Submission:

Research & Development Tax Incentive Amendments 2018 Exposure Draft Law and Consultation Paper

26 July 2018

BDO welcomed the opportunity to provide feedback in response to the exposure draft legislation and consultation paper ‘Research & Development Tax Incentive Amendments’ released on 29 June 2018. 

These materials outlined key areas where the Federal Government requested specific feedback on the implementation of reforms to the Research and Development Tax Incentive to better target the program and improve its integrity and fiscal affordability in response to the recommendations of  the 2016 Review of the R&D Tax Incentive.

Our submission contains both our key concerns with the proposed new measures on industry and our responses to the questions in the consultation paper, on compliance challenges, integrity and unintended consequences with respect to the calculation of R&D intensity, the clinical trials exemption, and the draft feedstock and clawback provisions. 

Whilst the matters raised in the six questions in the consultation paper are important in the context of how the proposed new legislation will operate in practice, which we respond to in the appendix, BDO also took the opportunity to highlight some concerns with the proposed changes and provide some recommendations on how the legislation could be improved to achieve ‘the targeting’ aims. 

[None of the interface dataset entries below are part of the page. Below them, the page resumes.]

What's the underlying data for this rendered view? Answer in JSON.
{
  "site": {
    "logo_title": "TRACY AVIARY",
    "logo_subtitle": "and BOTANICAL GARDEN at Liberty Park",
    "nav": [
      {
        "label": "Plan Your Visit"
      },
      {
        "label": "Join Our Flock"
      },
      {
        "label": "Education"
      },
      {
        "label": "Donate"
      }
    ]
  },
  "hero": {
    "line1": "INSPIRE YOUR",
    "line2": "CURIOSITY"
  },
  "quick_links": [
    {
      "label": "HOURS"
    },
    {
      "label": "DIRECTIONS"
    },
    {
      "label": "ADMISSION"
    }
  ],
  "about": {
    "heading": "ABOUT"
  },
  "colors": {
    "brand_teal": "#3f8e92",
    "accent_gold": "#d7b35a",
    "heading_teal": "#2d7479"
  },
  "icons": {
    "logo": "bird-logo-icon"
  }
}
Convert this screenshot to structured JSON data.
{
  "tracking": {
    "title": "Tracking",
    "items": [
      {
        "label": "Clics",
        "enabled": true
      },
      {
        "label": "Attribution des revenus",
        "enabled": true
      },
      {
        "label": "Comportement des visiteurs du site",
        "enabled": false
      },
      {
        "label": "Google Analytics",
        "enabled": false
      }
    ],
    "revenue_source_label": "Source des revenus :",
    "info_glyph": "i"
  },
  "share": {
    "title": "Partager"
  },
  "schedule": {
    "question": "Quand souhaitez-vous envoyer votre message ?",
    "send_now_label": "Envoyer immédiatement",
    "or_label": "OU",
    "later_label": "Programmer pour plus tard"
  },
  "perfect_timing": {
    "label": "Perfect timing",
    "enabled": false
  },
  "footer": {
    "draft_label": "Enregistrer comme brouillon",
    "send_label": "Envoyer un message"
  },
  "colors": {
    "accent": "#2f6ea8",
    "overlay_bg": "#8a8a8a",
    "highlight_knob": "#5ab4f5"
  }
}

  • Remove the cap exemption for clinical trials - the current and previous tax incentives have been industry agnostic incentive programmes
  • Any claim with notional deductions that would provide an offset in excess of the cap should require an approved finding
  • Return the incentive component for the refundable tax offset to 15% as was originally introduced
  • Increase the turnover threshold to access the refundable offset to align with changes in corporate tax rate
  • Make the intensity test simpler and/or replace it with a simpler mechanism based upon increases in R&D spend. The current mechanism dis-incentivises businesses with high operational expenses such as agribusiness, resources and manufacturing to conduct R&D activity
  • The base incentive rate for companies able to access the non-refundable offset should be increased to at least 7% to be internationally competitive and to offset the costs of compliance. At 4% many companies will “opt out” of the system and/or choose to undertake R&D offshore
  • Companies should be able to ‘opt out’ of any intensity test and access the base incentive rate
  • Companies should be able to ‘opt out’ of applying the clawback and feedstock provisions by excluding the relevant expenditure.